Secretary Stanton ordered the arrest and incarceration in Fort McHenry of one Doctor Ives, a correspondent of the New York Herald, on the charge of being a spy, and for violating the rules and regulations of the War Department. According to the order of Secretary Stanton, Ives introduced himself into the chambers of the Department, when private consultations were being held, and demanded news for publication.
The Seventy-sixth regiment of Ohio Volunteers, under command of Colonel C. R. Woods, passed through Columbus on their way to Kentucky.--Cincinnati Gazette, February 11.
The efficiency of United States mortar-boats was fully tested to-day by Captain Constable, U. S. N., in the Mississippi River, just below Cairo, Ill., and near Fort Holt, on the Kentucky shore. The experiments showed that thirteen-inch shells, filled with sand, could be thrown a distance of three and a half miles--the time of flight being thirty-one seconds, and the recoil of the gun-carriage about two feet. Filled with powder, the shells could be thrown much further.--(Doc. 31.)
Brigadier-General Charles P. Stone was arrested in Washington this morning, at two o'clock, by a posse of the Provost Marshal's force, and sent to Fort Lafayette, New York harbor.

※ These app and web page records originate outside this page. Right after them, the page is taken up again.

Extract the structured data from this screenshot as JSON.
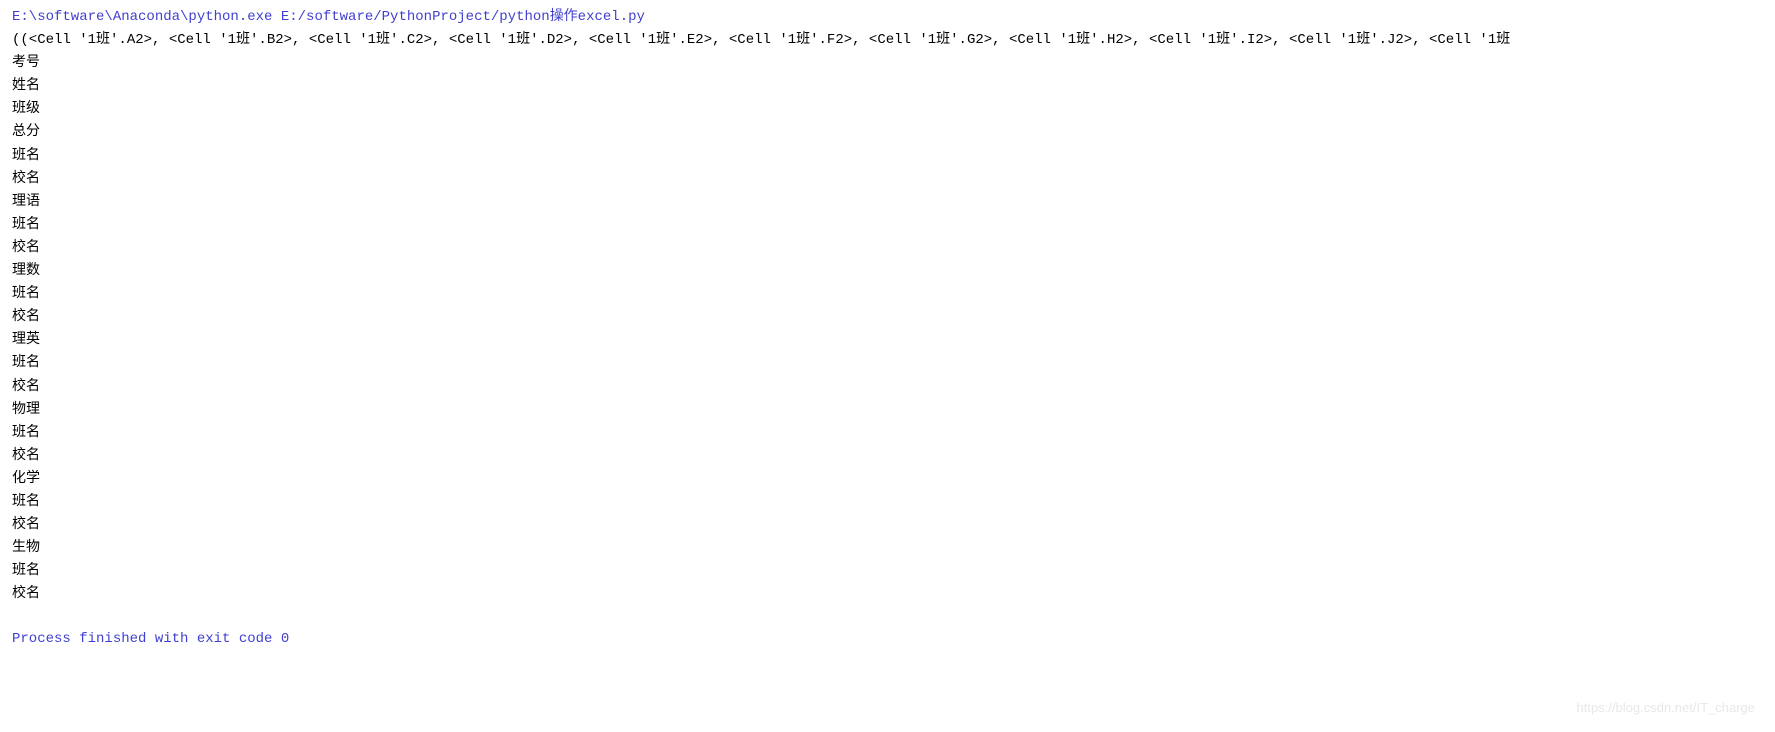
{
  "command": "E:\\software\\Anaconda\\python.exe E:/software/PythonProject/python操作excel.py",
  "cell_tuple": "((<Cell '1班'.A2>, <Cell '1班'.B2>, <Cell '1班'.C2>, <Cell '1班'.D2>, <Cell '1班'.E2>, <Cell '1班'.F2>, <Cell '1班'.G2>, <Cell '1班'.H2>, <Cell '1班'.I2>, <Cell '1班'.J2>, <Cell '1班",
  "output_lines": [
    "考号",
    "姓名",
    "班级",
    "总分",
    "班名",
    "校名",
    "理语",
    "班名",
    "校名",
    "理数",
    "班名",
    "校名",
    "理英",
    "班名",
    "校名",
    "物理",
    "班名",
    "校名",
    "化学",
    "班名",
    "校名",
    "生物",
    "班名",
    "校名"
  ],
  "process_exit": "Process finished with exit code 0",
  "watermark": "https://blog.csdn.net/IT_charge"
}
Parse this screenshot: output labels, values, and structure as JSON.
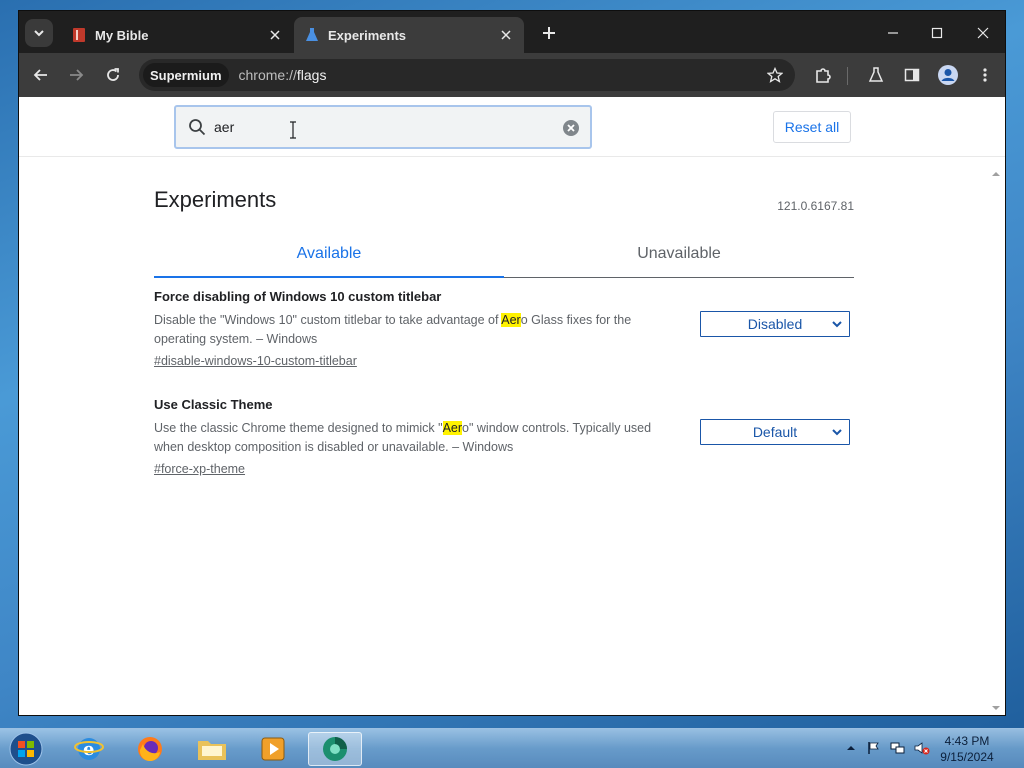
{
  "browser": {
    "tabs": [
      {
        "title": "My Bible",
        "active": false
      },
      {
        "title": "Experiments",
        "active": true
      }
    ],
    "omnibox": {
      "chip": "Supermium",
      "url_scheme": "chrome://",
      "url_host": "flags"
    }
  },
  "page": {
    "search": {
      "value": "aer"
    },
    "reset_label": "Reset all",
    "title": "Experiments",
    "version": "121.0.6167.81",
    "tabs": [
      {
        "label": "Available",
        "selected": true
      },
      {
        "label": "Unavailable",
        "selected": false
      }
    ],
    "flags": [
      {
        "name": "Force disabling of Windows 10 custom titlebar",
        "desc_before": "Disable the \"Windows 10\" custom titlebar to take advantage of ",
        "desc_match": "Aer",
        "desc_after": "o Glass fixes for the operating system. – Windows",
        "link": "#disable-windows-10-custom-titlebar",
        "select_value": "Disabled"
      },
      {
        "name": "Use Classic Theme",
        "desc_before": "Use the classic Chrome theme designed to mimick \"",
        "desc_match": "Aer",
        "desc_after": "o\" window controls. Typically used when desktop composition is disabled or unavailable. – Windows",
        "link": "#force-xp-theme",
        "select_value": "Default"
      }
    ]
  },
  "taskbar": {
    "time": "4:43 PM",
    "date": "9/15/2024"
  },
  "colors": {
    "accent": "#1a73e8",
    "highlight": "#fff200",
    "titlebar": "#1f1f1f",
    "toolbar": "#3c3c3c"
  }
}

The charges against General Stone are: First, for misbehavior at the battle of Ball's Bluff; second, for holding correspondence with the enemy before and since the battle of Ball's Bluff, and receiving visits from rebel officers in his camp; third, for treacherously suffering the enemy to build a fort or strong work, since the battle of Ball's Bluff, under his guns, without molestation; fourth, for a treacherous design to expose his force to capture and destruction by the enemy, under pretence of orders for a movement from the commanding general, which had not been given.